### [PROBLEM]
Your answer must be the full set of records, copied exactly, with no pictures in it.

◇ ◇ ◇ ◇

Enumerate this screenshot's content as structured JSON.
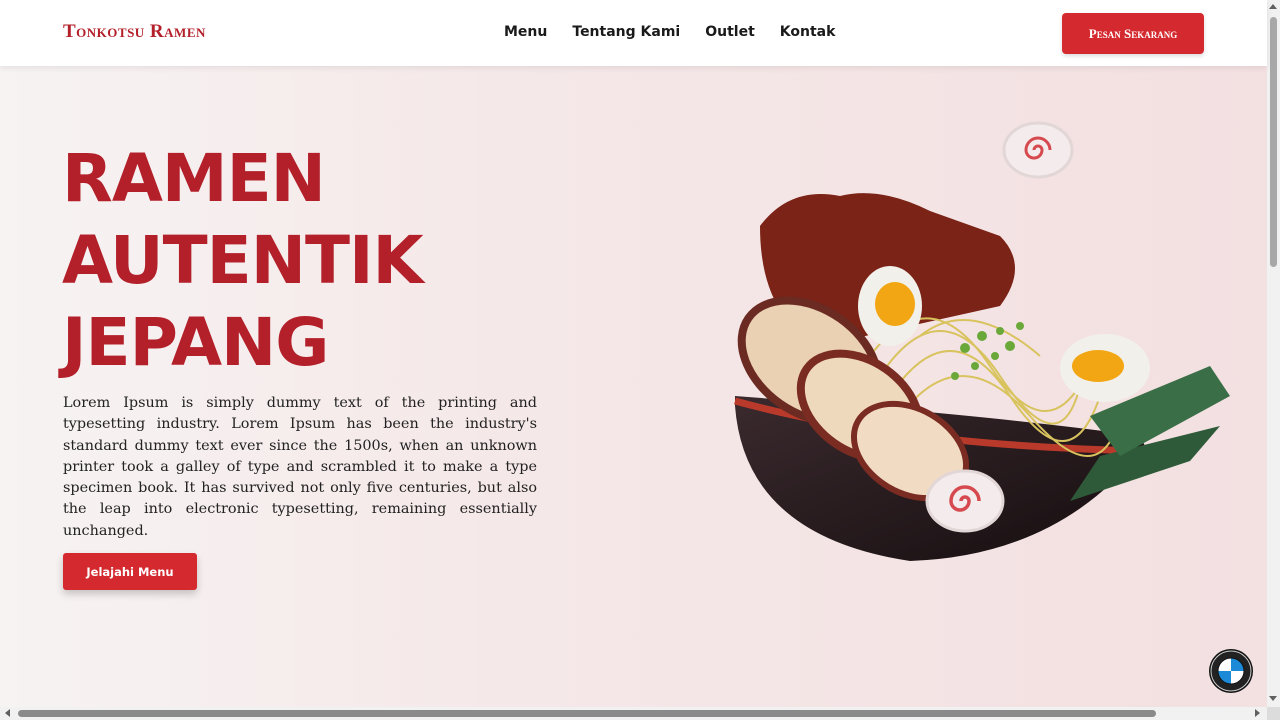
{
  "brand": {
    "name": "Tonkotsu Ramen",
    "color": "#b3202a",
    "accent": "#d42a2f"
  },
  "nav": {
    "items": [
      "Menu",
      "Tentang Kami",
      "Outlet",
      "Kontak"
    ]
  },
  "header": {
    "cta_label": "Pesan Sekarang"
  },
  "hero": {
    "title_lines": [
      "RAMEN",
      "AUTENTIK",
      "JEPANG"
    ],
    "description": "Lorem Ipsum is simply dummy text of the printing and typesetting industry. Lorem Ipsum has been the industry's standard dummy text ever since the 1500s, when an unknown printer took a galley of type and scrambled it to make a type specimen book. It has survived not only five centuries, but also the leap into electronic typesetting, remaining essentially unchanged.",
    "button_label": "Jelajahi Menu",
    "image_icon": "ramen-bowl-illustration"
  },
  "floating_badge": {
    "icon": "bmw-logo-icon"
  }
}
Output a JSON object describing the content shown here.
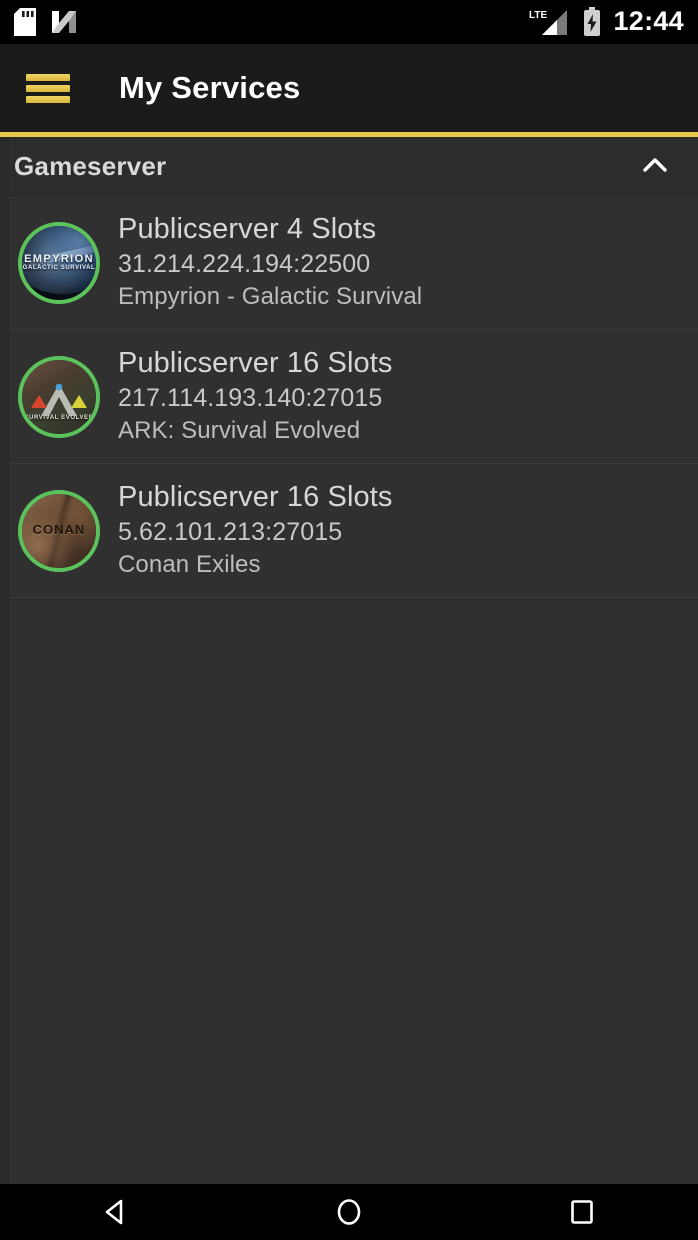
{
  "status_bar": {
    "time": "12:44",
    "left_icons": [
      {
        "name": "sd-card-icon"
      },
      {
        "name": "android-nougat-icon"
      }
    ],
    "right_icons": [
      {
        "name": "lte-signal-icon",
        "label": "LTE"
      },
      {
        "name": "battery-charging-icon"
      }
    ]
  },
  "toolbar": {
    "menu_icon": "hamburger-menu-icon",
    "title": "My Services",
    "accent_color": "#e8c84c"
  },
  "section": {
    "title": "Gameserver",
    "collapse_icon": "chevron-up-icon",
    "expanded": true
  },
  "servers": [
    {
      "title": "Publicserver 4 Slots",
      "address": "31.214.224.194:22500",
      "game": "Empyrion - Galactic Survival",
      "avatar_name": "empyrion-game-icon",
      "avatar_label": "EMPYRION",
      "avatar_sublabel": "GALACTIC SURVIVAL",
      "status_color": "#5cc35c"
    },
    {
      "title": "Publicserver 16 Slots",
      "address": "217.114.193.140:27015",
      "game": "ARK: Survival Evolved",
      "avatar_name": "ark-game-icon",
      "avatar_label": "ARK",
      "avatar_sublabel": "SURVIVAL EVOLVED",
      "status_color": "#5cc35c"
    },
    {
      "title": "Publicserver 16 Slots",
      "address": "5.62.101.213:27015",
      "game": "Conan Exiles",
      "avatar_name": "conan-game-icon",
      "avatar_label": "CONAN",
      "avatar_sublabel": "",
      "status_color": "#5cc35c"
    }
  ],
  "nav_bar": {
    "back": "back-nav-icon",
    "home": "home-nav-icon",
    "recents": "recents-nav-icon"
  }
}
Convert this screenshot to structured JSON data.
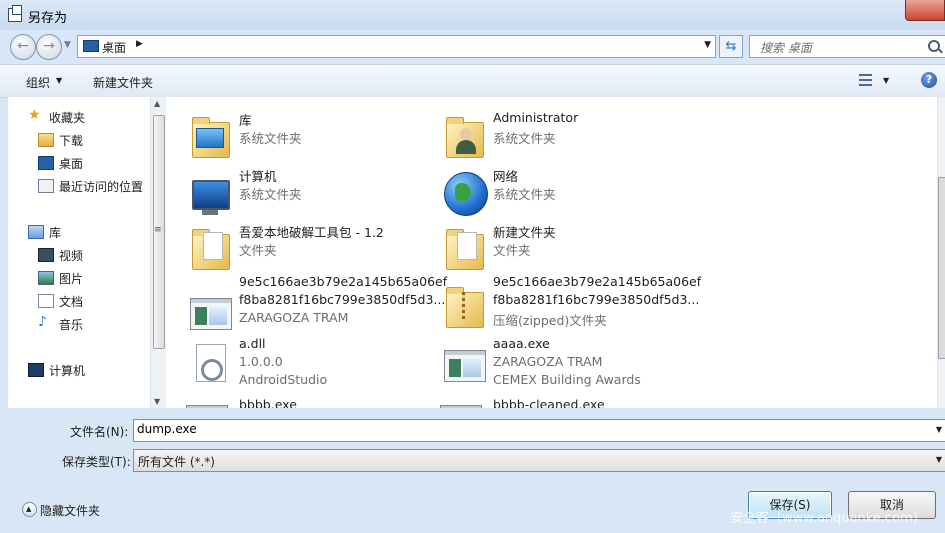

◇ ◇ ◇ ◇

### [SOLVED EXERCISE]
Enumerate this screenshot's content as structured JSON.
{
  "brand": {
    "name": "Tonkotsu Ramen",
    "color": "#b3202a",
    "accent": "#d42a2f"
  },
  "nav": {
    "items": [
      "Menu",
      "Tentang Kami",
      "Outlet",
      "Kontak"
    ]
  },
  "header": {
    "cta_label": "Pesan Sekarang"
  },
  "hero": {
    "title_lines": [
      "RAMEN",
      "AUTENTIK",
      "JEPANG"
    ],
    "description": "Lorem Ipsum is simply dummy text of the printing and typesetting industry. Lorem Ipsum has been the industry's standard dummy text ever since the 1500s, when an unknown printer took a galley of type and scrambled it to make a type specimen book. It has survived not only five centuries, but also the leap into electronic typesetting, remaining essentially unchanged.",
    "button_label": "Jelajahi Menu",
    "image_icon": "ramen-bowl-illustration"
  },
  "floating_badge": {
    "icon": "bmw-logo-icon"
  }
}
Output a JSON object describing the content shown here.
{
  "status_bar": {
    "time": "12:44",
    "left_icons": [
      {
        "name": "sd-card-icon"
      },
      {
        "name": "android-nougat-icon"
      }
    ],
    "right_icons": [
      {
        "name": "lte-signal-icon",
        "label": "LTE"
      },
      {
        "name": "battery-charging-icon"
      }
    ]
  },
  "toolbar": {
    "menu_icon": "hamburger-menu-icon",
    "title": "My Services",
    "accent_color": "#e8c84c"
  },
  "section": {
    "title": "Gameserver",
    "collapse_icon": "chevron-up-icon",
    "expanded": true
  },
  "servers": [
    {
      "title": "Publicserver 4 Slots",
      "address": "31.214.224.194:22500",
      "game": "Empyrion - Galactic Survival",
      "avatar_name": "empyrion-game-icon",
      "avatar_label": "EMPYRION",
      "avatar_sublabel": "GALACTIC SURVIVAL",
      "status_color": "#5cc35c"
    },
    {
      "title": "Publicserver 16 Slots",
      "address": "217.114.193.140:27015",
      "game": "ARK: Survival Evolved",
      "avatar_name": "ark-game-icon",
      "avatar_label": "ARK",
      "avatar_sublabel": "SURVIVAL EVOLVED",
      "status_color": "#5cc35c"
    },
    {
      "title": "Publicserver 16 Slots",
      "address": "5.62.101.213:27015",
      "game": "Conan Exiles",
      "avatar_name": "conan-game-icon",
      "avatar_label": "CONAN",
      "avatar_sublabel": "",
      "status_color": "#5cc35c"
    }
  ],
  "nav_bar": {
    "back": "back-nav-icon",
    "home": "home-nav-icon",
    "recents": "recents-nav-icon"
  }
}
Convert this screenshot to structured JSON data.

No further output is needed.